Gem State gas prices have slid since Memorial Day
BOISE – (August 14, 2019) – Hyperactive regional refineries and steady gasoline stocks have been enough to keep peak summer travel demand at bay, and Idahoans continue to share in the spoils.
Today, the Idaho average price for regular is $2.87, which is eight cents less than a month ago and 35 cents less than a year ago. Things are looking good in the Gem State, but they’re even better in other parts of the country. The U.S. average price is $2.64, which is 15 cents less than a month ago and 22 cents less than a year ago. Idaho currently ranks 8th in the country for highest gas prices.
“It’s unusual to see prices drop throughout the summer, especially when record-breaking numbers of people have traveled for most of the major holidays. But that’s exactly what’s happened in Idaho since Memorial Day,” says AAA Idaho spokesman Matthew Conde. “With kids going back to school and an upcoming switch to winter-blend fuel, prices could drop even further in coming weeks.”
Winter-blend fuel is cheaper to produce, in part because it doesn’t require certain additives that are necessary to prevent evaporation at hotter temperatures. The switch to winter-blend takes place every fall, and generally coincides with a drop in fuel demand after Labor Day.
In the Rockies region, refineries have maintained a frenetic pace during the summer months, and currently lead the nation with a 103 percent utilization rate. That’s important, because the region also has the smallest stock level for gasoline at 7.5 million barrels. Even a modest reduction in supply can put significant upward pressure on gas prices during the busy travel season.
Refineries can temporarily exceed a 100 percent utilization rate when they’re able to leverage unexpected efficiencies in the production process. But the trend will likely be short-lived, as most refineries tend to slow down their operations to complete seasonal maintenance during the switch to winter-blend fuel.
According to the Energy Information Administration, U.S. gasoline stocks increased by 4.4 million barrels last week, a surprising change on the national level.
The West Texas Intermediate price for crude oil was $57/bbl when the market closed on Tuesday, which is three dollars less than a month ago and ten dollars cheaper than a year ago. Industry experts continue to believe that there is an abundance of crude oil in the market, and that the global economy could slow down in the latter half of the year due to trade tensions between the United States and China.

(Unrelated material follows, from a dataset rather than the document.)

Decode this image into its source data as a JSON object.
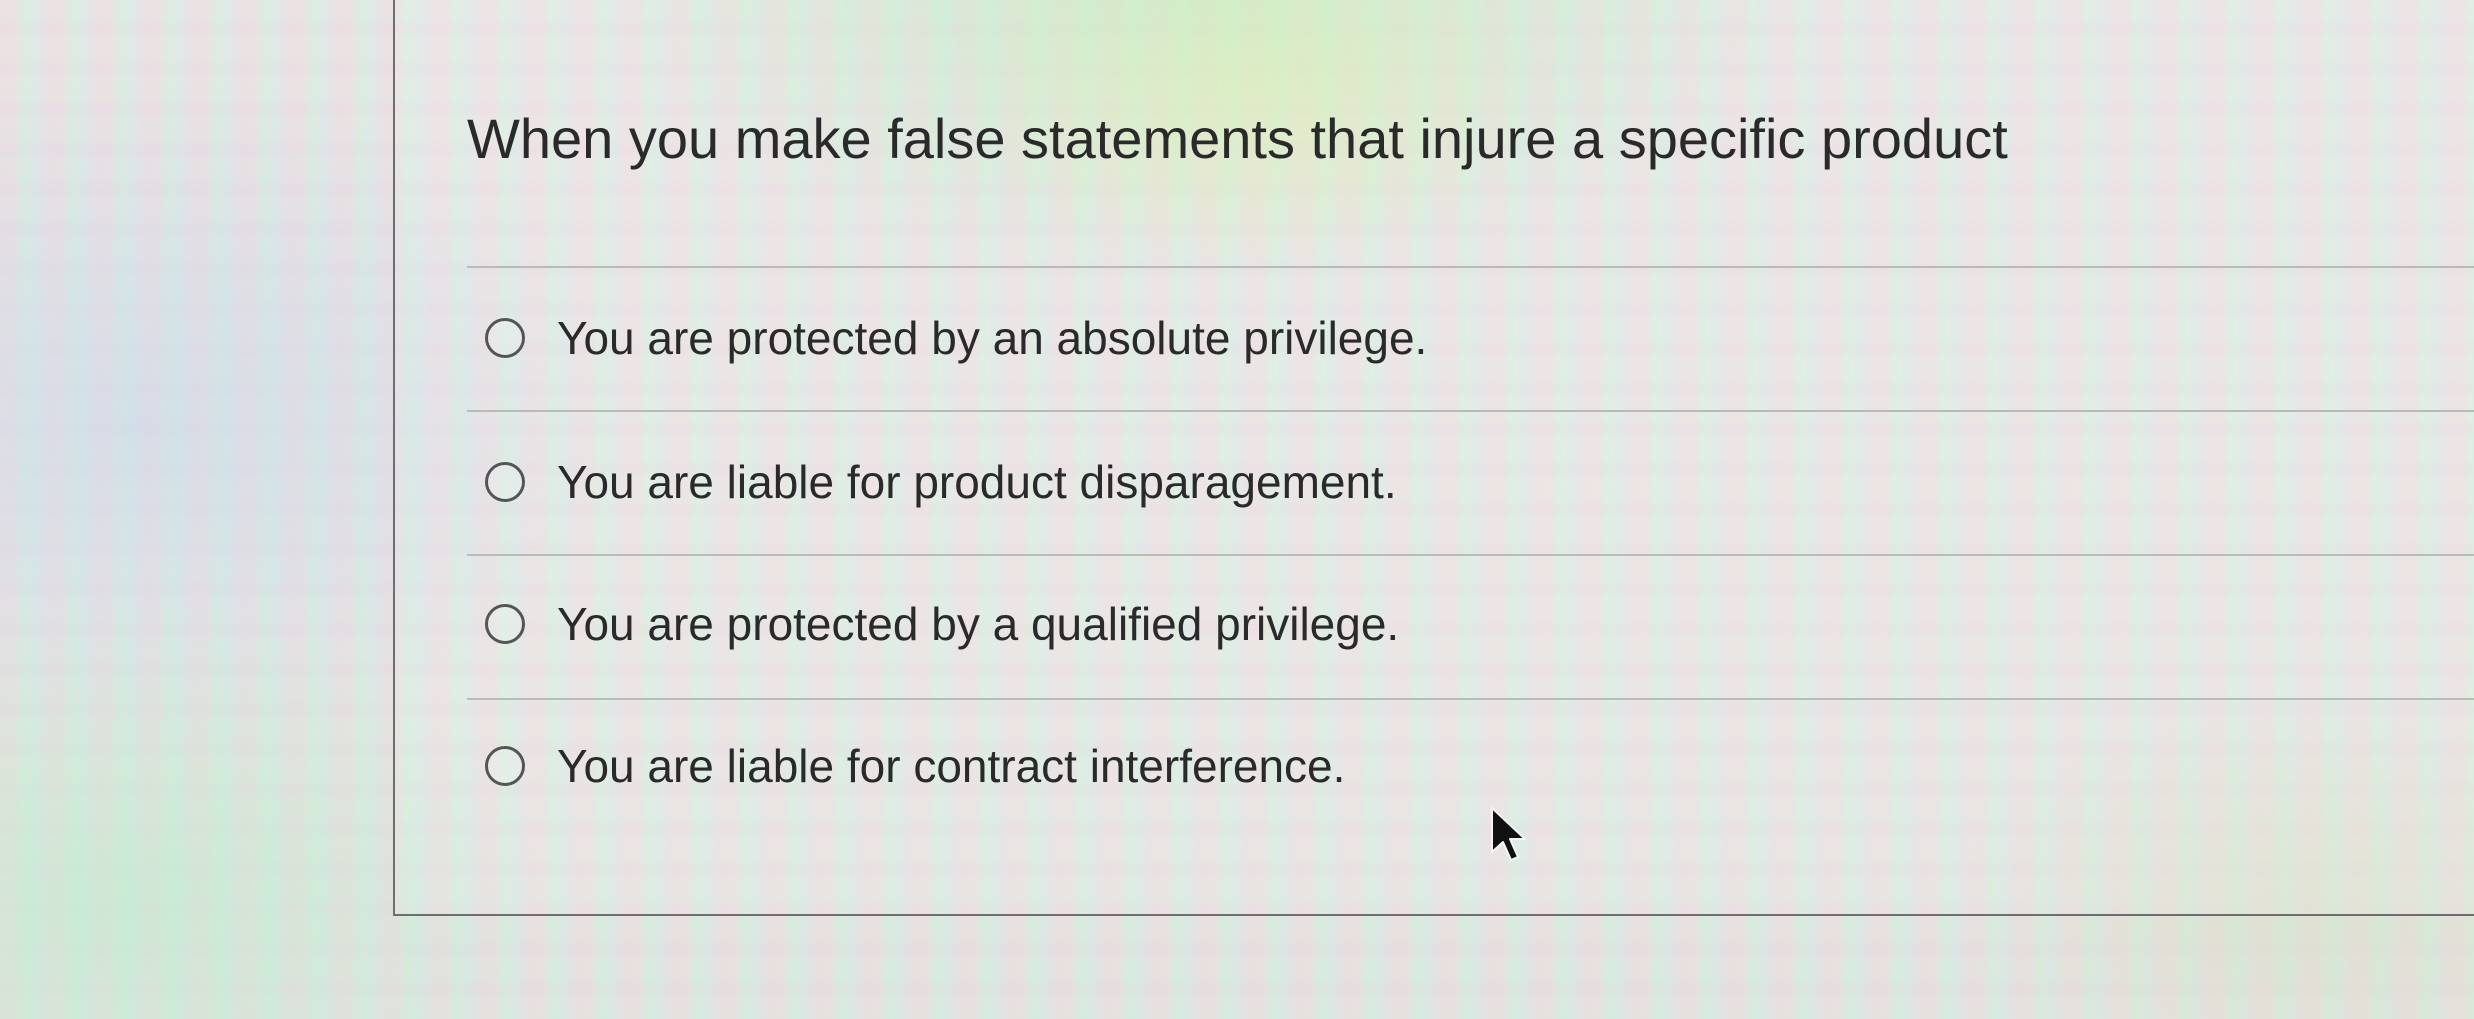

According to recent reports, OPEC (Organization of the Petroleum Exporting Countries) is considering additional crude oil production cuts, which the group will discuss in December. If that happens, crude oil prices could jump to end the year. Hurricane season is off to a quiet start in the United States, but a severe weather event in the Gulf Coast or eastern seaboard could also push pump prices higher in the buildup to Labor Day.
“There are plenty of other ways that motorists can stretch their gas money,” Conde said. “If you aren’t going to use the cargo carrier on your roof rack any time soon, remove it to improve your vehicle’s aerodynamics. Bundle your errands, and carpool whenever possible.”